Instructions for the task => Could you give the entries again, exactly as written?

━━━━━━━━━━━━━━━━━━━━

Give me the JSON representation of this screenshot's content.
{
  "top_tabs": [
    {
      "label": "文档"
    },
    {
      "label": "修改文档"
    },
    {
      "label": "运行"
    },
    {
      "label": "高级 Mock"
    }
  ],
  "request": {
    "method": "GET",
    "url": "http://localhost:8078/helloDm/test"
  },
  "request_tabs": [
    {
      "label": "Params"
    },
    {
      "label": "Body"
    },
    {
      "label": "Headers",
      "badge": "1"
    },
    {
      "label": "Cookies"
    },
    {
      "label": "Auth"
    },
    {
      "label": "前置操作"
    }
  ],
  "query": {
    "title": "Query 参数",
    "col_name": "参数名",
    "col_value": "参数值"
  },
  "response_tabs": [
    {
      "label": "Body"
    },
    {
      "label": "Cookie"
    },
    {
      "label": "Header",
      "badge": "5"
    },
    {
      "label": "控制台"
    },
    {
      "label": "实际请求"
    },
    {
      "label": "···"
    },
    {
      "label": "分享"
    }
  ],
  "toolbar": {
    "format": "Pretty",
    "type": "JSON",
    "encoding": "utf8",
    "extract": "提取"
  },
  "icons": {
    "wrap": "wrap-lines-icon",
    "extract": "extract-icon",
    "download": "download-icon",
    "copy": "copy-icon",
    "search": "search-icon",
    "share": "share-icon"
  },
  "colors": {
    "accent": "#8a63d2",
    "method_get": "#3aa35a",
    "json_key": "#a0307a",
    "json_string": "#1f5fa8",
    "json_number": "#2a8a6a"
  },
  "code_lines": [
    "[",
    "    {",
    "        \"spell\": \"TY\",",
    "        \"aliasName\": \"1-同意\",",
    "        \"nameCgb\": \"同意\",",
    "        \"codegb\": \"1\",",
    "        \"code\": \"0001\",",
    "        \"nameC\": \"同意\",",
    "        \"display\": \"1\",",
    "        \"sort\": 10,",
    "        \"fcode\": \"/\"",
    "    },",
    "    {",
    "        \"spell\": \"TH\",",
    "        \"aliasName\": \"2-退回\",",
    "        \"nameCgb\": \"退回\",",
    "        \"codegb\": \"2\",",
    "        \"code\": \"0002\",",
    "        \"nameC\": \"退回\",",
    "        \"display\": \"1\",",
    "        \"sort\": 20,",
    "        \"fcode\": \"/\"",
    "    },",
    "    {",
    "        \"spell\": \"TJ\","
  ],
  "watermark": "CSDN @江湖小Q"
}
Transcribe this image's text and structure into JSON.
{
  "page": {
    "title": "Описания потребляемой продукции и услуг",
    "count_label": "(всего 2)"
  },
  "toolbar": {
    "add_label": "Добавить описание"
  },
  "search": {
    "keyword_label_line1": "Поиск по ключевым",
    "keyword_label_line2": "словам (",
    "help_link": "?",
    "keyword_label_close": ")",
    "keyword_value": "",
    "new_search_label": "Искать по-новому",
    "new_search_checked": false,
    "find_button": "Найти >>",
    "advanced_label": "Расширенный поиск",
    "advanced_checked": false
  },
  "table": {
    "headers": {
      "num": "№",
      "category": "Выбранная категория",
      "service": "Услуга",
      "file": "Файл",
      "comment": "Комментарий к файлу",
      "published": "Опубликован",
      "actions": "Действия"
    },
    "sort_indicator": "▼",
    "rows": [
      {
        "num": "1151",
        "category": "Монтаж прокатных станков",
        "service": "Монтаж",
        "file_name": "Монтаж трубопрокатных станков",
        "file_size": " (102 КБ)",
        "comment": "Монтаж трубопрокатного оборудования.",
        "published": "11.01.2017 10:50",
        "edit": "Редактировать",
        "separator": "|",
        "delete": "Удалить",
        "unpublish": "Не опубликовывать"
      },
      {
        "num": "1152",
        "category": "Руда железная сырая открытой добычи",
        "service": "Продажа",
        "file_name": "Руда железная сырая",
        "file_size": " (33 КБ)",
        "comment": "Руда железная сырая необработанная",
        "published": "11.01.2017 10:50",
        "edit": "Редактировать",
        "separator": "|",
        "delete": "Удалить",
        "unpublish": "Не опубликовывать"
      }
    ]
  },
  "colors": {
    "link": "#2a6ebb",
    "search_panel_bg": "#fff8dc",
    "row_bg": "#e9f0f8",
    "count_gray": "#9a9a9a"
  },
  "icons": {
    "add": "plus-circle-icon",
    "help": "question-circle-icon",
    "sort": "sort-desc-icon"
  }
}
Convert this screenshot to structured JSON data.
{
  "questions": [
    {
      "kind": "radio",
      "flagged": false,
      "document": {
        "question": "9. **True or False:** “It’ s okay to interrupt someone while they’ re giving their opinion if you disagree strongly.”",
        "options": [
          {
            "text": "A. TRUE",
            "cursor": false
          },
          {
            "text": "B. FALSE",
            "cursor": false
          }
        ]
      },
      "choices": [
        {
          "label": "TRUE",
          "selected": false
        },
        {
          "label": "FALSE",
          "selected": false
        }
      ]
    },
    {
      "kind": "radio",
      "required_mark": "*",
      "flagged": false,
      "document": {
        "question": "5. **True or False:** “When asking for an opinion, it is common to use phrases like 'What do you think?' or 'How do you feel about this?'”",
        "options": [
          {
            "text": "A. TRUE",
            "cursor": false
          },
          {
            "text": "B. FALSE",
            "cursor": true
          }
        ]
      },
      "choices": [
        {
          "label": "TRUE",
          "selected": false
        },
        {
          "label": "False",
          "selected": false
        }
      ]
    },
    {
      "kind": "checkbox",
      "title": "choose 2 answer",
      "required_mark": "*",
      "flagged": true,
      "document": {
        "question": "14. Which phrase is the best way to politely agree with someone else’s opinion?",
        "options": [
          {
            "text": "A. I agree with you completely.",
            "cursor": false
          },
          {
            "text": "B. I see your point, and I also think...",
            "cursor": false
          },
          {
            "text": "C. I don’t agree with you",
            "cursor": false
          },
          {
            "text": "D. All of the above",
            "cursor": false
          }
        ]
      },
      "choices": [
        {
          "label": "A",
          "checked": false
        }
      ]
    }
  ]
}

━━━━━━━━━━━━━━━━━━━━

Task result =>
Give me the JSON representation of this screenshot's content.
{
  "top_tabs": [
    {
      "label": "文档"
    },
    {
      "label": "修改文档"
    },
    {
      "label": "运行"
    },
    {
      "label": "高级 Mock"
    }
  ],
  "request": {
    "method": "GET",
    "url": "http://localhost:8078/helloDm/test"
  },
  "request_tabs": [
    {
      "label": "Params"
    },
    {
      "label": "Body"
    },
    {
      "label": "Headers",
      "badge": "1"
    },
    {
      "label": "Cookies"
    },
    {
      "label": "Auth"
    },
    {
      "label": "前置操作"
    }
  ],
  "query": {
    "title": "Query 参数",
    "col_name": "参数名",
    "col_value": "参数值"
  },
  "response_tabs": [
    {
      "label": "Body"
    },
    {
      "label": "Cookie"
    },
    {
      "label": "Header",
      "badge": "5"
    },
    {
      "label": "控制台"
    },
    {
      "label": "实际请求"
    },
    {
      "label": "···"
    },
    {
      "label": "分享"
    }
  ],
  "toolbar": {
    "format": "Pretty",
    "type": "JSON",
    "encoding": "utf8",
    "extract": "提取"
  },
  "icons": {
    "wrap": "wrap-lines-icon",
    "extract": "extract-icon",
    "download": "download-icon",
    "copy": "copy-icon",
    "search": "search-icon",
    "share": "share-icon"
  },
  "colors": {
    "accent": "#8a63d2",
    "method_get": "#3aa35a",
    "json_key": "#a0307a",
    "json_string": "#1f5fa8",
    "json_number": "#2a8a6a"
  },
  "code_lines": [
    "[",
    "    {",
    "        \"spell\": \"TY\",",
    "        \"aliasName\": \"1-同意\",",
    "        \"nameCgb\": \"同意\",",
    "        \"codegb\": \"1\",",
    "        \"code\": \"0001\",",
    "        \"nameC\": \"同意\",",
    "        \"display\": \"1\",",
    "        \"sort\": 10,",
    "        \"fcode\": \"/\"",
    "    },",
    "    {",
    "        \"spell\": \"TH\",",
    "        \"aliasName\": \"2-退回\",",
    "        \"nameCgb\": \"退回\",",
    "        \"codegb\": \"2\",",
    "        \"code\": \"0002\",",
    "        \"nameC\": \"退回\",",
    "        \"display\": \"1\",",
    "        \"sort\": 20,",
    "        \"fcode\": \"/\"",
    "    },",
    "    {",
    "        \"spell\": \"TJ\","
  ],
  "watermark": "CSDN @江湖小Q"
}
Transcribe this image's text and structure into JSON.
{
  "page": {
    "title": "Описания потребляемой продукции и услуг",
    "count_label": "(всего 2)"
  },
  "toolbar": {
    "add_label": "Добавить описание"
  },
  "search": {
    "keyword_label_line1": "Поиск по ключевым",
    "keyword_label_line2": "словам (",
    "help_link": "?",
    "keyword_label_close": ")",
    "keyword_value": "",
    "new_search_label": "Искать по-новому",
    "new_search_checked": false,
    "find_button": "Найти >>",
    "advanced_label": "Расширенный поиск",
    "advanced_checked": false
  },
  "table": {
    "headers": {
      "num": "№",
      "category": "Выбранная категория",
      "service": "Услуга",
      "file": "Файл",
      "comment": "Комментарий к файлу",
      "published": "Опубликован",
      "actions": "Действия"
    },
    "sort_indicator": "▼",
    "rows": [
      {
        "num": "1151",
        "category": "Монтаж прокатных станков",
        "service": "Монтаж",
        "file_name": "Монтаж трубопрокатных станков",
        "file_size": " (102 КБ)",
        "comment": "Монтаж трубопрокатного оборудования.",
        "published": "11.01.2017 10:50",
        "edit": "Редактировать",
        "separator": "|",
        "delete": "Удалить",
        "unpublish": "Не опубликовывать"
      },
      {
        "num": "1152",
        "category": "Руда железная сырая открытой добычи",
        "service": "Продажа",
        "file_name": "Руда железная сырая",
        "file_size": " (33 КБ)",
        "comment": "Руда железная сырая необработанная",
        "published": "11.01.2017 10:50",
        "edit": "Редактировать",
        "separator": "|",
        "delete": "Удалить",
        "unpublish": "Не опубликовывать"
      }
    ]
  },
  "colors": {
    "link": "#2a6ebb",
    "search_panel_bg": "#fff8dc",
    "row_bg": "#e9f0f8",
    "count_gray": "#9a9a9a"
  },
  "icons": {
    "add": "plus-circle-icon",
    "help": "question-circle-icon",
    "sort": "sort-desc-icon"
  }
}
Convert this screenshot to structured JSON data.
{
  "questions": [
    {
      "kind": "radio",
      "flagged": false,
      "document": {
        "question": "9. **True or False:** “It’ s okay to interrupt someone while they’ re giving their opinion if you disagree strongly.”",
        "options": [
          {
            "text": "A. TRUE",
            "cursor": false
          },
          {
            "text": "B. FALSE",
            "cursor": false
          }
        ]
      },
      "choices": [
        {
          "label": "TRUE",
          "selected": false
        },
        {
          "label": "FALSE",
          "selected": false
        }
      ]
    },
    {
      "kind": "radio",
      "required_mark": "*",
      "flagged": false,
      "document": {
        "question": "5. **True or False:** “When asking for an opinion, it is common to use phrases like 'What do you think?' or 'How do you feel about this?'”",
        "options": [
          {
            "text": "A. TRUE",
            "cursor": false
          },
          {
            "text": "B. FALSE",
            "cursor": true
          }
        ]
      },
      "choices": [
        {
          "label": "TRUE",
          "selected": false
        },
        {
          "label": "False",
          "selected": false
        }
      ]
    },
    {
      "kind": "checkbox",
      "title": "choose 2 answer",
      "required_mark": "*",
      "flagged": true,
      "document": {
        "question": "14. Which phrase is the best way to politely agree with someone else’s opinion?",
        "options": [
          {
            "text": "A. I agree with you completely.",
            "cursor": false
          },
          {
            "text": "B. I see your point, and I also think...",
            "cursor": false
          },
          {
            "text": "C. I don’t agree with you",
            "cursor": false
          },
          {
            "text": "D. All of the above",
            "cursor": false
          }
        ]
      },
      "choices": [
        {
          "label": "A",
          "checked": false
        }
      ]
    }
  ]
}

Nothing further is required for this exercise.